retention of properties in aqueous and non-aqueous environments.
Dr Tara Sutherland and her group from CSIRO Ecosystem Sciences have been researching silks produced by insects.
‘The cocoon and nest silks we looked at consist of coiled coils – a protein structural arrangement where multiple helices wind around each other. This structure produces a light weight, very tough silk,’ says Dr Sutherland.
Honeybee larvae produce silk to reinforce the wax cells in which they pupate and bulldog ant larvae spin solitary cocoons for protection during pupation.
Insect silk is potentially a key component in a wide range of new products and applications under development by the fast growing biotechnology manufacturing industry due to superior strength and toughness, among other properties.
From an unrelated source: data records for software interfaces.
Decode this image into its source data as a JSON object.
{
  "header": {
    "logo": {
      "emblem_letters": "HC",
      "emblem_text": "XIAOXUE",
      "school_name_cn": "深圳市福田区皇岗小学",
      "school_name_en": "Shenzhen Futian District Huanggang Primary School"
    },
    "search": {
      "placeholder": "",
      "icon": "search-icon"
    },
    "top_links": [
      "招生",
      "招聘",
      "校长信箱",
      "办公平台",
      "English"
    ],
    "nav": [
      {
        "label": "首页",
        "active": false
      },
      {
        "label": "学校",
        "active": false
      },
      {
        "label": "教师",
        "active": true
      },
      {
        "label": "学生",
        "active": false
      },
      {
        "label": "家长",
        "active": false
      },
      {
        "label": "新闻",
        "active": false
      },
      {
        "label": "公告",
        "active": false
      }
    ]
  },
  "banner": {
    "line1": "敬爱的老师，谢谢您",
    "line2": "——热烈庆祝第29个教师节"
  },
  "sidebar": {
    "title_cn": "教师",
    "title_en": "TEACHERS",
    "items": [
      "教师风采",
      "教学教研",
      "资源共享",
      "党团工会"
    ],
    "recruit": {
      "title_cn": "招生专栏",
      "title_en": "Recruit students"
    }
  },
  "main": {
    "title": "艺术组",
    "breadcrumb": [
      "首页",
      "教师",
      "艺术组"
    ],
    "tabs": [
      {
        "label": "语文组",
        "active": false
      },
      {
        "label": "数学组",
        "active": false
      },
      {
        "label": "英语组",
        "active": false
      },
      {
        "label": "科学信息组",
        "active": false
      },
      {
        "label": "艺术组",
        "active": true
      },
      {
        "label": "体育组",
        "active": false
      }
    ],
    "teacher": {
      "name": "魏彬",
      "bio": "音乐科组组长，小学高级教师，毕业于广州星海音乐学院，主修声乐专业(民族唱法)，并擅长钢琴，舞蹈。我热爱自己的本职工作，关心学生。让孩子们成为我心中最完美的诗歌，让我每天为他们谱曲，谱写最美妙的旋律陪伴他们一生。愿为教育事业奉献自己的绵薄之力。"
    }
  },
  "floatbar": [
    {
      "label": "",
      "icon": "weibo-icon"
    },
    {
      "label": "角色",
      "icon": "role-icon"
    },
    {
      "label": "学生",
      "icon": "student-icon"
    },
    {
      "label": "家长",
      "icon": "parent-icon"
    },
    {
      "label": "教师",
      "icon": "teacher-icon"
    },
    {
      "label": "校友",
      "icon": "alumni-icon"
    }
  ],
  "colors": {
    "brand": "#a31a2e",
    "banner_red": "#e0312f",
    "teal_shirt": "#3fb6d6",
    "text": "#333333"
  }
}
Potential uses include composite fibres for the aviation and marine industries and medical applications including wound repair, drug delivery, and repairing and replacing human tissues such as membranes, ligaments, blood vessels and cartilage.
‘CSIRO has identified a broad range of insect silks that could be produced sustainably and used for a wide range of industrial and medical applications,’ says Cameron Begley, CSIRO Business Development and Commercialisation General Manager.
‘We have found ways to convert the bee silk into a range of different forms, from micro-particles and sponges through to spun fibres that can lead to knitted and woven fabrics.’
Lonza is already providing process development for the recombinant bee silk protein.
Bees are the new silkworms, CSIRO
Researching silk genes, CSIRO